## [Task objective]
Every line that contains the word "location" should be copied from the records below.

## [Records shown]
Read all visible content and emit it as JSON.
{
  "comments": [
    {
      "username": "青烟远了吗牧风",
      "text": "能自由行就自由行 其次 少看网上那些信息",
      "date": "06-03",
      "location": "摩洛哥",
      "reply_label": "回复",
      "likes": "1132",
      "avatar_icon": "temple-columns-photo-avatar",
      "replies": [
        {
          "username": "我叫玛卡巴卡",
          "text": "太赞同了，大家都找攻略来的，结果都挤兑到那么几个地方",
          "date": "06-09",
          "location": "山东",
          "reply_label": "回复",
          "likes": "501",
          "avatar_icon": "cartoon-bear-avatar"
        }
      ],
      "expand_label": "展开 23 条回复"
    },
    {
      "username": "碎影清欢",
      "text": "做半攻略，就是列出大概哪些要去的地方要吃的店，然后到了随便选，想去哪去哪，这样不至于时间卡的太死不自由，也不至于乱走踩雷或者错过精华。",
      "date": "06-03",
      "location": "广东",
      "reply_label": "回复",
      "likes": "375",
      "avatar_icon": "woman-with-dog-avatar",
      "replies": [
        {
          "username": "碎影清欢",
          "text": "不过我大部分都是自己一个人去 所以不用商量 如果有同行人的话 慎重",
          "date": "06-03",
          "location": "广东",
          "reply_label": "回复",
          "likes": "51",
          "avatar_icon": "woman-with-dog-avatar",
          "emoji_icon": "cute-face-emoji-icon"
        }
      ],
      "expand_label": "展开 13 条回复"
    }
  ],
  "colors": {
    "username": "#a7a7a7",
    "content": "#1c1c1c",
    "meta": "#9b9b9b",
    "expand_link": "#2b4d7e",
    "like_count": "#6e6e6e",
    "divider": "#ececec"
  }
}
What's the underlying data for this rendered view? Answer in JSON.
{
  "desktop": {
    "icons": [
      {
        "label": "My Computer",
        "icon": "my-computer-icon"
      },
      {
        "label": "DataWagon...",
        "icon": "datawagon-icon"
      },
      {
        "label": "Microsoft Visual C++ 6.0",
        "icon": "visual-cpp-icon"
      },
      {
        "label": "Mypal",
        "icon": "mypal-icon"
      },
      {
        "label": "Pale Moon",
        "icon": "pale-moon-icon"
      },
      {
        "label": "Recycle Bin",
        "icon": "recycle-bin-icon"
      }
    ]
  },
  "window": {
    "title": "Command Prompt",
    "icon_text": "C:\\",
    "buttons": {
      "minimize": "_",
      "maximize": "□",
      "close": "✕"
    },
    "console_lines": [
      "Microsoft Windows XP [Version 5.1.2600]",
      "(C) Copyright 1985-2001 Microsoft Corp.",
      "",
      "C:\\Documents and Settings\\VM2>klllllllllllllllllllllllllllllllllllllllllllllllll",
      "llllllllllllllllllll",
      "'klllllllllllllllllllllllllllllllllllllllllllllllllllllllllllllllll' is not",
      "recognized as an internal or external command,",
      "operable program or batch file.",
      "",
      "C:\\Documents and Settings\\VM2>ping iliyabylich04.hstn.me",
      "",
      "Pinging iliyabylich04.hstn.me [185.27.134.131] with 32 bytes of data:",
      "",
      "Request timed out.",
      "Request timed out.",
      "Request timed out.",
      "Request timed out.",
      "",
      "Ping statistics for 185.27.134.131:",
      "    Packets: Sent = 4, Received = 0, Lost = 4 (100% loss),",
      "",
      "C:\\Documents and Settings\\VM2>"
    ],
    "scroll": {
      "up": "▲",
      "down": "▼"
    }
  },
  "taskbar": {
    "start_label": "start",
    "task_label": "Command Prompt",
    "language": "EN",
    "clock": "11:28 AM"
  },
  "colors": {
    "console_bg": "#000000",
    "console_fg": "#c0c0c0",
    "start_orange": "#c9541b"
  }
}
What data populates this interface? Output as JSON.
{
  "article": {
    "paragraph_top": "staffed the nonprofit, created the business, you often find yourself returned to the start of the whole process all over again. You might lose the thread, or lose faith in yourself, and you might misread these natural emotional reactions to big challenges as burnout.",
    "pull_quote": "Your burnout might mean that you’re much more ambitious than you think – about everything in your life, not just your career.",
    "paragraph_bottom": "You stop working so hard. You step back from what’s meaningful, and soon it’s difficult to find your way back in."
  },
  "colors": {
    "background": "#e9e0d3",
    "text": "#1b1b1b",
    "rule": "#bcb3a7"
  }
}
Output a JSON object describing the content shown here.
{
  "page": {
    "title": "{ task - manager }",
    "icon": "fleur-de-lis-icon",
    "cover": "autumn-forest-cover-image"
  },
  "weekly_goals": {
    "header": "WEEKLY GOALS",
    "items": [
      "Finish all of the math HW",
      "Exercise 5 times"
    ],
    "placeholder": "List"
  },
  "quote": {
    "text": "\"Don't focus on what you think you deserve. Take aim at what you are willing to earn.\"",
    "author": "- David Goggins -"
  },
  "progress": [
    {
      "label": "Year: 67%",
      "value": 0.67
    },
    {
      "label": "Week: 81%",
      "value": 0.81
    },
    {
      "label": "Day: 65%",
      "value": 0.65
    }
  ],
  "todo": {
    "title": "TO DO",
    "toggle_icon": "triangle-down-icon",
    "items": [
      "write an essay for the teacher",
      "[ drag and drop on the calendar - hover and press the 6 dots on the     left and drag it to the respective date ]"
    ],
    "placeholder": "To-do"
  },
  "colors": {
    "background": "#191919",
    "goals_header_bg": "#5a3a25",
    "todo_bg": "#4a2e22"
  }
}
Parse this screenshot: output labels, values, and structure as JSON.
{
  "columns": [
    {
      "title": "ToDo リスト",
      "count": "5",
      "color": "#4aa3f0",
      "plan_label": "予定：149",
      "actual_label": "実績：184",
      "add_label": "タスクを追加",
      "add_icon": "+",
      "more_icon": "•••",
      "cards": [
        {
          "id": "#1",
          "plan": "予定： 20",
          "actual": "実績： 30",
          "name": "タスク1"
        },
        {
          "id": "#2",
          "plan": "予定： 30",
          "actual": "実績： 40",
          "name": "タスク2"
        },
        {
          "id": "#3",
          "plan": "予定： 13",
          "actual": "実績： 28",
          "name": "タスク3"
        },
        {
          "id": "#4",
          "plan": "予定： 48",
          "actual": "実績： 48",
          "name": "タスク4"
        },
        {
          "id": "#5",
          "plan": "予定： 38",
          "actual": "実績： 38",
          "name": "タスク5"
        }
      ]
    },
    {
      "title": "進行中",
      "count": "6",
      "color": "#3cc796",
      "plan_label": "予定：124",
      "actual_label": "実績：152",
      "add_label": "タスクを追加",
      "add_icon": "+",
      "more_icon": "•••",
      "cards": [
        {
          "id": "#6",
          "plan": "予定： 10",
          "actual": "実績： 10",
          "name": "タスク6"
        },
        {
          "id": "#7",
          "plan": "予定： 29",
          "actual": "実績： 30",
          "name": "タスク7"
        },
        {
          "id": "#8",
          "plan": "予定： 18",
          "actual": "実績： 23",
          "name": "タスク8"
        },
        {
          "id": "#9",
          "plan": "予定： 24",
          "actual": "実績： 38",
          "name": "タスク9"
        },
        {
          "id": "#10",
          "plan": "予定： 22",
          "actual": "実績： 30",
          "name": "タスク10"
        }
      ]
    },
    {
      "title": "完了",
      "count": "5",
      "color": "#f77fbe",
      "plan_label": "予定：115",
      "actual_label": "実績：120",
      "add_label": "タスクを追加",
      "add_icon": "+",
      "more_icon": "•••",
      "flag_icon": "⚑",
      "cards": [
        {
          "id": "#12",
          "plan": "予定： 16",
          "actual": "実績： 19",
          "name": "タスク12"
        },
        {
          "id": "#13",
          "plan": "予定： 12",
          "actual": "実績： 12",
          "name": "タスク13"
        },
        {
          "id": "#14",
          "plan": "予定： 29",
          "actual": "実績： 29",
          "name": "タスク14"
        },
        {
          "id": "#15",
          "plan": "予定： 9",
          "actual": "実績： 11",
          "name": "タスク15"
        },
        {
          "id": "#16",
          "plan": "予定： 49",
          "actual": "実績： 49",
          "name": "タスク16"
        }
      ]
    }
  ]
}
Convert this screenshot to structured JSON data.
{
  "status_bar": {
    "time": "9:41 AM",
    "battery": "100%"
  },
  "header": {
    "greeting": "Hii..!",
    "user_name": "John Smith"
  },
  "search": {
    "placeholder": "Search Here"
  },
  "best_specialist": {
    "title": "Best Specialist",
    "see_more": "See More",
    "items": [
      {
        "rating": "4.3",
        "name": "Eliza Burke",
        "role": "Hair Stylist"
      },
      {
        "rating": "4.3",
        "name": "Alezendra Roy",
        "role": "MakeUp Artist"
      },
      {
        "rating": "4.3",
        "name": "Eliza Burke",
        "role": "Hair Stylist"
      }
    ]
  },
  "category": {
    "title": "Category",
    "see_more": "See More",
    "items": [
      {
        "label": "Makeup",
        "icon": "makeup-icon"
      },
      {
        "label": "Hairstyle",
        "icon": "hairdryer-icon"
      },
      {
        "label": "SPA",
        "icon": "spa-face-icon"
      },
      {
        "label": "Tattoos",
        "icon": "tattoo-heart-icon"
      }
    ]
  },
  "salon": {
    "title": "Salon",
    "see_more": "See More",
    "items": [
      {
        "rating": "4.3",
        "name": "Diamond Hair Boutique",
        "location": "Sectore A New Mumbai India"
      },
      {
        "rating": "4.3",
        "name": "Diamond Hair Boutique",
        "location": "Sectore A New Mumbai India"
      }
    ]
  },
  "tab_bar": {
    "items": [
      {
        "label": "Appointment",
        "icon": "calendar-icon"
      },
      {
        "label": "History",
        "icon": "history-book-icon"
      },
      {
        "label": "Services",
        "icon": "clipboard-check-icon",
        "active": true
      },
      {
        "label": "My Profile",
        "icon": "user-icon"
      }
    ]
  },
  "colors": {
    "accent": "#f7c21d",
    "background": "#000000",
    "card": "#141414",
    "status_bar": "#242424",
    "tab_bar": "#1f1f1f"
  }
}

## [Answer space]
      "location": "摩洛哥",
          "location": "山东",
      "location": "广东",
          "location": "广东",
        "location": "Sectore A New Mumbai India"
        "location": "Sectore A New Mumbai India"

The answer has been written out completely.